§ Records provided:
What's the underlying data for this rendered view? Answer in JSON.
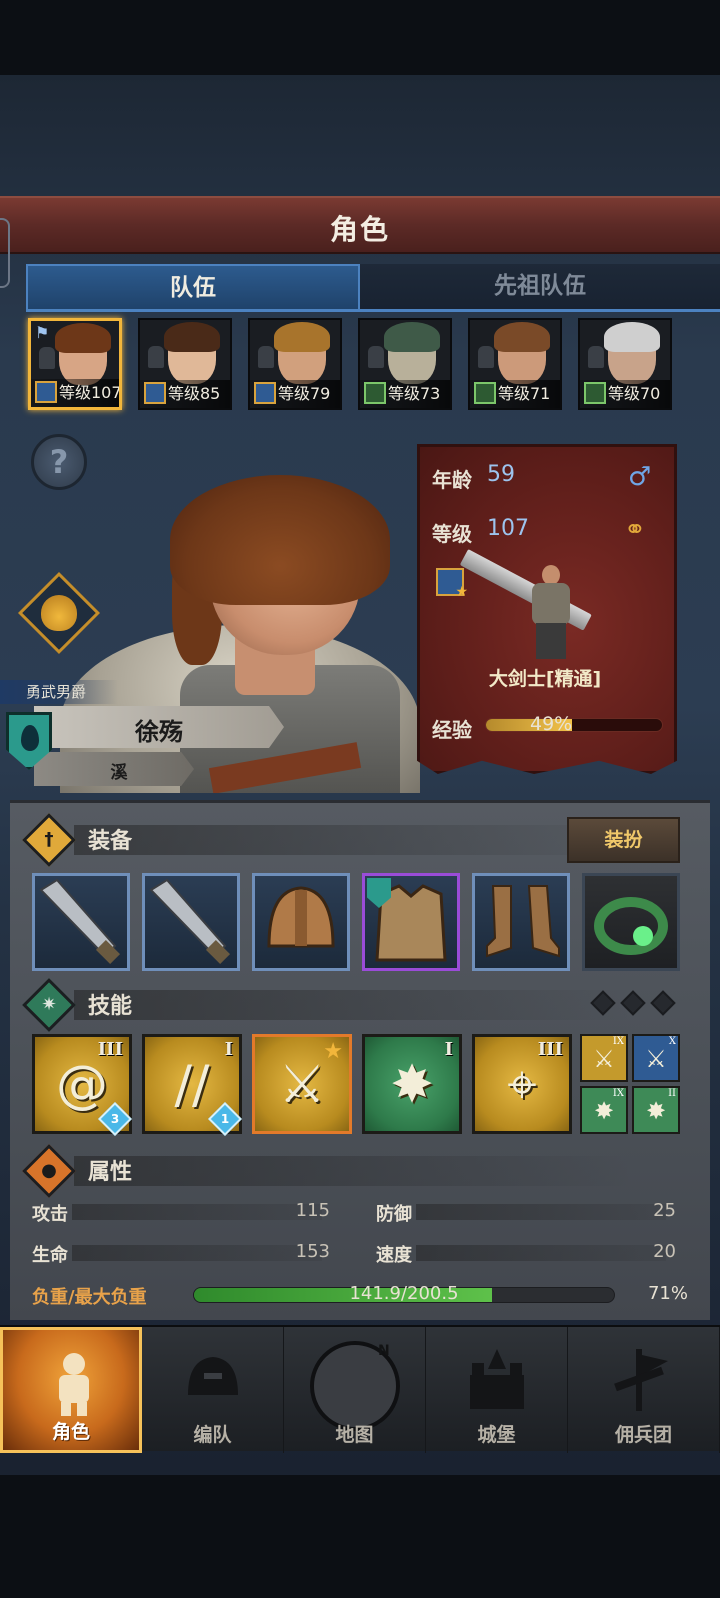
{
  "header": {
    "title": "角色"
  },
  "tabs": [
    {
      "label": "队伍",
      "active": true
    },
    {
      "label": "先祖队伍",
      "active": false
    }
  ],
  "party": [
    {
      "level_text": "等级107",
      "class_color": "#2f5b93",
      "selected": true,
      "hair": "#6d3718",
      "face": "#d7a585"
    },
    {
      "level_text": "等级85",
      "class_color": "#2f5b93",
      "selected": false,
      "hair": "#4a2a18",
      "face": "#e0b898"
    },
    {
      "level_text": "等级79",
      "class_color": "#2f5b93",
      "selected": false,
      "hair": "#a8742c",
      "face": "#d1a07d"
    },
    {
      "level_text": "等级73",
      "class_color": "#2d5a32",
      "selected": false,
      "hair": "#3f5a48",
      "face": "#b8b09a"
    },
    {
      "level_text": "等级71",
      "class_color": "#2d5a32",
      "selected": false,
      "hair": "#7a4a28",
      "face": "#cc9a7a"
    },
    {
      "level_text": "等级70",
      "class_color": "#2d5a32",
      "selected": false,
      "hair": "#cfcfcf",
      "face": "#c8a38a"
    }
  ],
  "character": {
    "title": "勇武男爵",
    "name": "徐殇",
    "sub_name": "溪",
    "age_label": "年龄",
    "age": "59",
    "level_label": "等级",
    "level": "107",
    "class_name": "大剑士[精通]",
    "exp_label": "经验",
    "exp_percent_text": "49%",
    "exp_fraction": 0.49
  },
  "equipment": {
    "section_label": "装备",
    "dress_button": "装扮",
    "items": [
      {
        "name": "greatsword-icon",
        "rarity": "rare"
      },
      {
        "name": "greatsword-icon",
        "rarity": "rare"
      },
      {
        "name": "helmet-icon",
        "rarity": "rare"
      },
      {
        "name": "armor-icon",
        "rarity": "epic"
      },
      {
        "name": "boots-icon",
        "rarity": "rare"
      },
      {
        "name": "ring-icon",
        "rarity": "common"
      }
    ]
  },
  "skills": {
    "section_label": "技能",
    "items": [
      {
        "name": "whirlwind-skill-icon",
        "color": "gold",
        "rank": "III",
        "gem": "3"
      },
      {
        "name": "twin-blades-skill-icon",
        "color": "gold",
        "rank": "I",
        "gem": "1"
      },
      {
        "name": "sword-guard-skill-icon",
        "color": "gold",
        "rank": "",
        "gem": "",
        "selected": true
      },
      {
        "name": "crystal-burst-skill-icon",
        "color": "green",
        "rank": "I",
        "gem": ""
      },
      {
        "name": "target-strike-skill-icon",
        "color": "gold",
        "rank": "III",
        "gem": ""
      }
    ],
    "mini": [
      {
        "color": "gold",
        "rank": "IX"
      },
      {
        "color": "blue",
        "rank": "X"
      },
      {
        "color": "green",
        "rank": "IX"
      },
      {
        "color": "green",
        "rank": "II"
      }
    ]
  },
  "attributes": {
    "section_label": "属性",
    "attack_label": "攻击",
    "attack": "115",
    "defense_label": "防御",
    "defense": "25",
    "health_label": "生命",
    "health": "153",
    "speed_label": "速度",
    "speed": "20",
    "load_label": "负重/最大负重",
    "load_text": "141.9/200.5",
    "load_percent_text": "71%",
    "load_fraction": 0.71
  },
  "nav": [
    {
      "label": "角色",
      "active": true
    },
    {
      "label": "编队",
      "active": false
    },
    {
      "label": "地图",
      "active": false
    },
    {
      "label": "城堡",
      "active": false
    },
    {
      "label": "佣兵团",
      "active": false
    }
  ],
  "compass_letter": "N",
  "gender_symbol": "♂",
  "help_symbol": "?"
}
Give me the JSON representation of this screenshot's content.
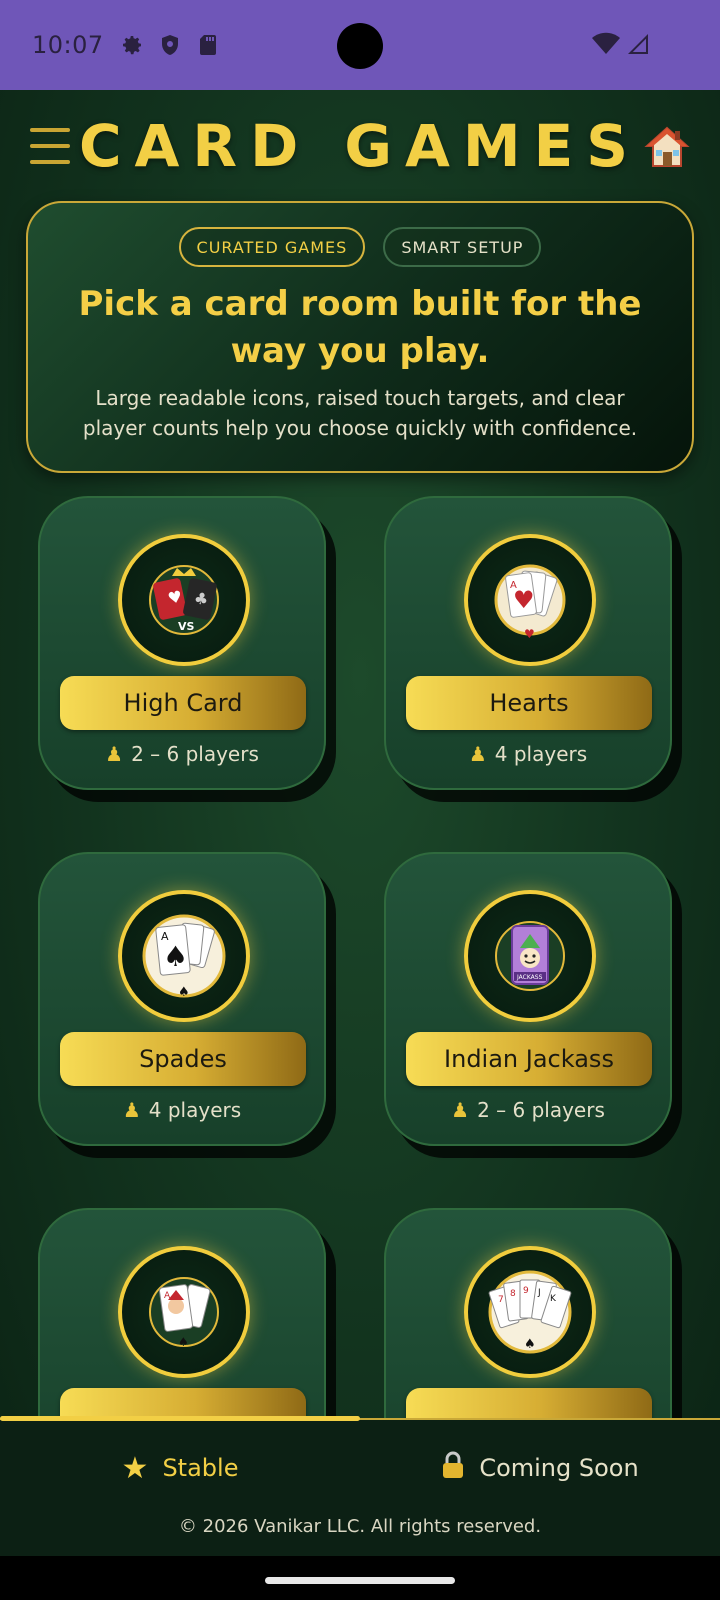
{
  "status_bar": {
    "time": "10:07",
    "left_icons": [
      "settings-icon",
      "shield-icon",
      "sd-card-icon"
    ],
    "right_icons": [
      "wifi-icon",
      "cellular-signal-icon"
    ]
  },
  "header": {
    "title": "CARD GAMES",
    "menu_icon": "hamburger-menu-icon",
    "home_icon": "home-icon"
  },
  "hero": {
    "chips": [
      "CURATED GAMES",
      "SMART SETUP"
    ],
    "title": "Pick a card room built for the way you play.",
    "subtitle": "Large readable icons, raised touch targets, and clear player counts help you choose quickly with confidence."
  },
  "games": [
    {
      "name": "High Card",
      "players": "2 – 6 players",
      "icon": "high-card-icon"
    },
    {
      "name": "Hearts",
      "players": "4 players",
      "icon": "hearts-icon"
    },
    {
      "name": "Spades",
      "players": "4 players",
      "icon": "spades-icon"
    },
    {
      "name": "Indian Jackass",
      "players": "2 – 6 players",
      "icon": "jackass-icon"
    },
    {
      "name": "",
      "players": "",
      "icon": "joker-cards-icon"
    },
    {
      "name": "",
      "players": "",
      "icon": "fan-cards-icon"
    }
  ],
  "bottom_tabs": {
    "stable": {
      "label": "Stable",
      "icon": "star-icon",
      "selected": true
    },
    "coming": {
      "label": "Coming Soon",
      "icon": "lock-icon",
      "selected": false
    }
  },
  "footer": {
    "copyright": "© 2026 Vanikar LLC. All rights reserved."
  },
  "colors": {
    "accent_gold": "#f2cf45",
    "status_bar": "#6f56b8",
    "background_green": "#12331e"
  }
}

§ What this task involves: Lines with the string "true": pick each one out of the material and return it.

§ Task response:
      "active": true
      "selected": true,
        "selected": true
      "active": true
      "selected": true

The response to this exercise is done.